┌──

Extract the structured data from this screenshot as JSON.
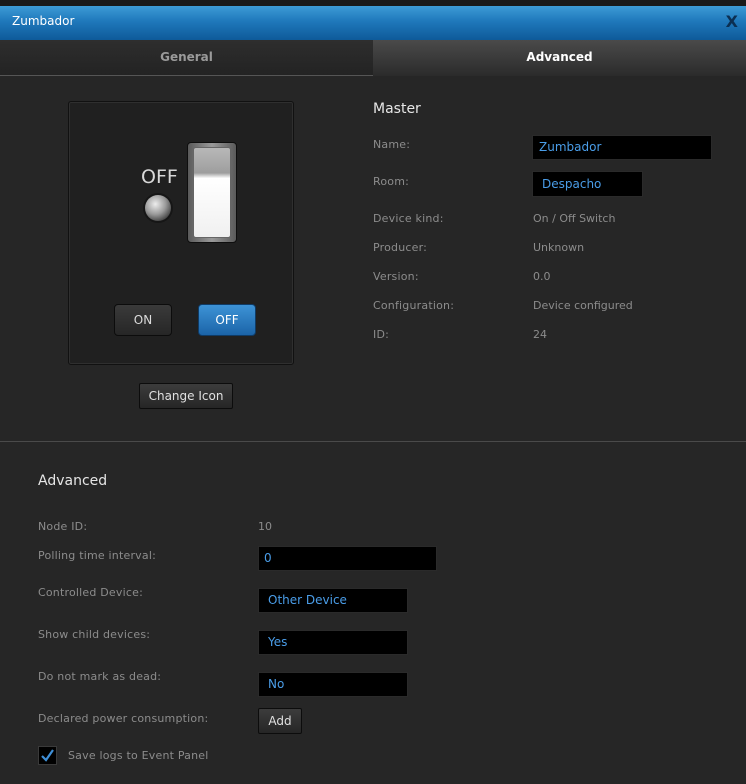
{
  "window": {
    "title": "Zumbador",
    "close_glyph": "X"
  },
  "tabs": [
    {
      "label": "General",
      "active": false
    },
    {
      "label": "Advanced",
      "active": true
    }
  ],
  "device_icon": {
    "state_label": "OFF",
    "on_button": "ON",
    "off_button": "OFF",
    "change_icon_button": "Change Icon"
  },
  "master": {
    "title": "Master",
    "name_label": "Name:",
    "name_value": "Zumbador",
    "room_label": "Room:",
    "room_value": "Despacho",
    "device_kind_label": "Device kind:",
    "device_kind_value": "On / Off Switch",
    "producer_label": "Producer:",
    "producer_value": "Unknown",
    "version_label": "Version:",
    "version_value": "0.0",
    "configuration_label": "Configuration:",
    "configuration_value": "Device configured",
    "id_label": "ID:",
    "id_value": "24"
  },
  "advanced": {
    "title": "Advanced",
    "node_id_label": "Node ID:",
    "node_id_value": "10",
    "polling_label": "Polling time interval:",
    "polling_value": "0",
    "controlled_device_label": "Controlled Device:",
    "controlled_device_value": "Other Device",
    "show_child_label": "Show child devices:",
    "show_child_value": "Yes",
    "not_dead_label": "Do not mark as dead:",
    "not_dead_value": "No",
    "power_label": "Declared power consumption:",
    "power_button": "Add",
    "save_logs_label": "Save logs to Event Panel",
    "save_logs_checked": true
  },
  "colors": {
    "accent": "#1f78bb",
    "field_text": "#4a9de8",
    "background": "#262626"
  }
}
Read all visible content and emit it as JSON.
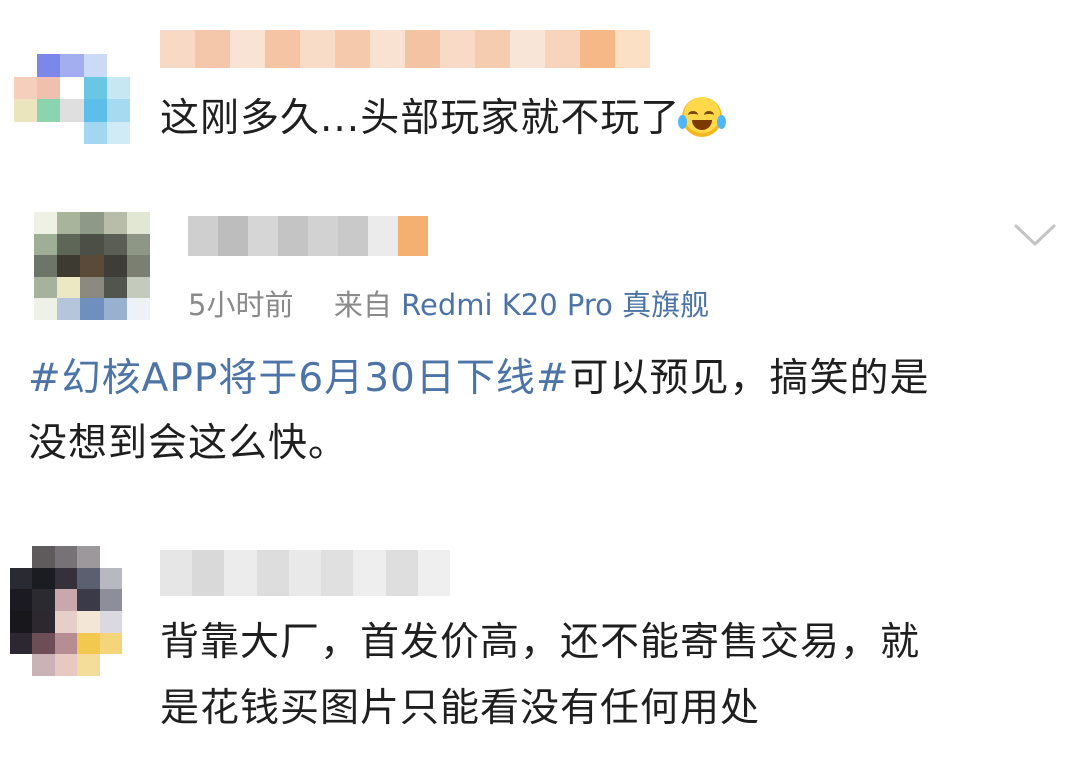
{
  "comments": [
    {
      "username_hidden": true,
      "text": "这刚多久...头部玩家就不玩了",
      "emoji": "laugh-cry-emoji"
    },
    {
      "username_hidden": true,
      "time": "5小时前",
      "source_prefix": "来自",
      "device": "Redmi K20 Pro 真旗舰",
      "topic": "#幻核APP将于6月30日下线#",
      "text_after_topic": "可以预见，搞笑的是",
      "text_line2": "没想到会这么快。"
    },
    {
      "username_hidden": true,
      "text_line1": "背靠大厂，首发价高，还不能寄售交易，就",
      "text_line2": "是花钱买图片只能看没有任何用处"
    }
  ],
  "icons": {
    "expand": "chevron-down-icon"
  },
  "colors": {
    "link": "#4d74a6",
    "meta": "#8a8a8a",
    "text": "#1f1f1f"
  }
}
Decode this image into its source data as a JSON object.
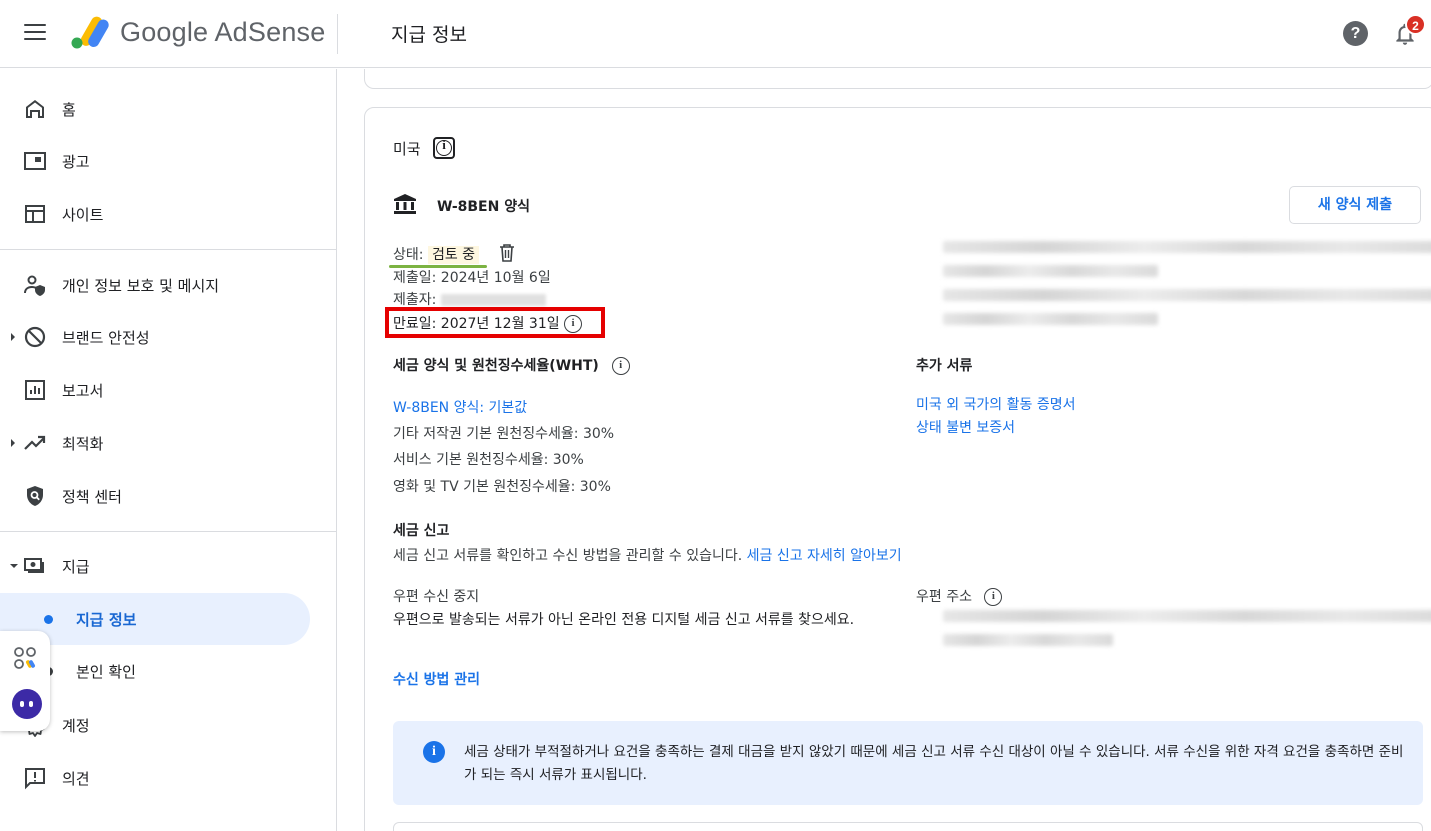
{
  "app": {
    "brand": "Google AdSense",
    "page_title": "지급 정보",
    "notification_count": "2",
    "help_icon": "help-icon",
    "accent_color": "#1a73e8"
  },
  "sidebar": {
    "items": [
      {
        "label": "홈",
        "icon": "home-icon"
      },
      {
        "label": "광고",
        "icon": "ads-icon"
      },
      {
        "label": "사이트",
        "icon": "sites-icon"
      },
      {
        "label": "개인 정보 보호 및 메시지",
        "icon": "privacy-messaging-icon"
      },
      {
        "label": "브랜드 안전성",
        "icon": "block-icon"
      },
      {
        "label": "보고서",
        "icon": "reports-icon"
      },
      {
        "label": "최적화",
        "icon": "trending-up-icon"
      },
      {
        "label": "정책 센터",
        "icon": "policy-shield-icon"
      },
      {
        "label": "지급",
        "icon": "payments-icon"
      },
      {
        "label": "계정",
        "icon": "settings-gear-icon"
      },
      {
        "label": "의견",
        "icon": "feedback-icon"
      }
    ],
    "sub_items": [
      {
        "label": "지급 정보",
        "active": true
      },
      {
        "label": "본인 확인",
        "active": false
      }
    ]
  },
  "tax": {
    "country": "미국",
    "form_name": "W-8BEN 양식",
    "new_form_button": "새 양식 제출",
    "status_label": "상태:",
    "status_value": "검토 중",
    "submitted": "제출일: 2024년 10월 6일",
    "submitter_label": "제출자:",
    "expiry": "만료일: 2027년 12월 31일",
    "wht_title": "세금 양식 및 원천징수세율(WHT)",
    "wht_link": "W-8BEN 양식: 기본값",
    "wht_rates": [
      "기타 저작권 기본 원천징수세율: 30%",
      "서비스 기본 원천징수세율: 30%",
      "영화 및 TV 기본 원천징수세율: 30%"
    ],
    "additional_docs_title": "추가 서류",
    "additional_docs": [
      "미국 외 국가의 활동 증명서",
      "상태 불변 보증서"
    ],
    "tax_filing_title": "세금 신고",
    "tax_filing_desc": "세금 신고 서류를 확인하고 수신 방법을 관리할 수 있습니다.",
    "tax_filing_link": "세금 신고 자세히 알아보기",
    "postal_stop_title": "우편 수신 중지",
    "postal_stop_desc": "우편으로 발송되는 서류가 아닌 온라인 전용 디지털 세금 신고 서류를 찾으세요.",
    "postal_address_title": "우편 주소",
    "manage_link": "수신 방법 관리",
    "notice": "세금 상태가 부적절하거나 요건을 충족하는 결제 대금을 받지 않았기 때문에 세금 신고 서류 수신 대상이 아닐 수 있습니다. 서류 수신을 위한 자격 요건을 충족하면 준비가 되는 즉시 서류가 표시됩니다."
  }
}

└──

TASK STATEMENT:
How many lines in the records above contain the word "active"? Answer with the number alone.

RESPONSE TO THIS EXERCISE:
4